WORK INSTRUCTION: Word for word, give the entries back.
————
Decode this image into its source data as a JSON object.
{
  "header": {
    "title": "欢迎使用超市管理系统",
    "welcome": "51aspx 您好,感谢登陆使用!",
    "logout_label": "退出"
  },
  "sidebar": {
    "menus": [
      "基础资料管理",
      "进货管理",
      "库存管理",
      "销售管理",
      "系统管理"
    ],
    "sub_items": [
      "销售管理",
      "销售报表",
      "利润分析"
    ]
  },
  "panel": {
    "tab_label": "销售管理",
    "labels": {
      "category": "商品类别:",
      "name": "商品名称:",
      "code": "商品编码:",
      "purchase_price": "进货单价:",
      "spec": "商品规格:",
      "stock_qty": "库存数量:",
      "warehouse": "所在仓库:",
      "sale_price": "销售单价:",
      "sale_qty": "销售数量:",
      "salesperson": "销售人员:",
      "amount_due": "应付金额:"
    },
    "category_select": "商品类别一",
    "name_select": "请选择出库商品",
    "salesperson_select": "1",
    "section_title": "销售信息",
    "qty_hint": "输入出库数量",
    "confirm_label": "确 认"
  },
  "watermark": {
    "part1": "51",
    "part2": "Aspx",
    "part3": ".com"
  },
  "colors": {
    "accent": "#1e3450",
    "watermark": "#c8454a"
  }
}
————
REPLY:
Decode this image into its source data as a JSON object.
{
  "header": {
    "title": "欢迎使用超市管理系统",
    "welcome": "51aspx 您好,感谢登陆使用!",
    "logout_label": "退出"
  },
  "sidebar": {
    "menus": [
      "基础资料管理",
      "进货管理",
      "库存管理",
      "销售管理",
      "系统管理"
    ],
    "sub_items": [
      "销售管理",
      "销售报表",
      "利润分析"
    ]
  },
  "panel": {
    "tab_label": "销售管理",
    "labels": {
      "category": "商品类别:",
      "name": "商品名称:",
      "code": "商品编码:",
      "purchase_price": "进货单价:",
      "spec": "商品规格:",
      "stock_qty": "库存数量:",
      "warehouse": "所在仓库:",
      "sale_price": "销售单价:",
      "sale_qty": "销售数量:",
      "salesperson": "销售人员:",
      "amount_due": "应付金额:"
    },
    "category_select": "商品类别一",
    "name_select": "请选择出库商品",
    "salesperson_select": "1",
    "section_title": "销售信息",
    "qty_hint": "输入出库数量",
    "confirm_label": "确 认"
  },
  "watermark": {
    "part1": "51",
    "part2": "Aspx",
    "part3": ".com"
  },
  "colors": {
    "accent": "#1e3450",
    "watermark": "#c8454a"
  }
}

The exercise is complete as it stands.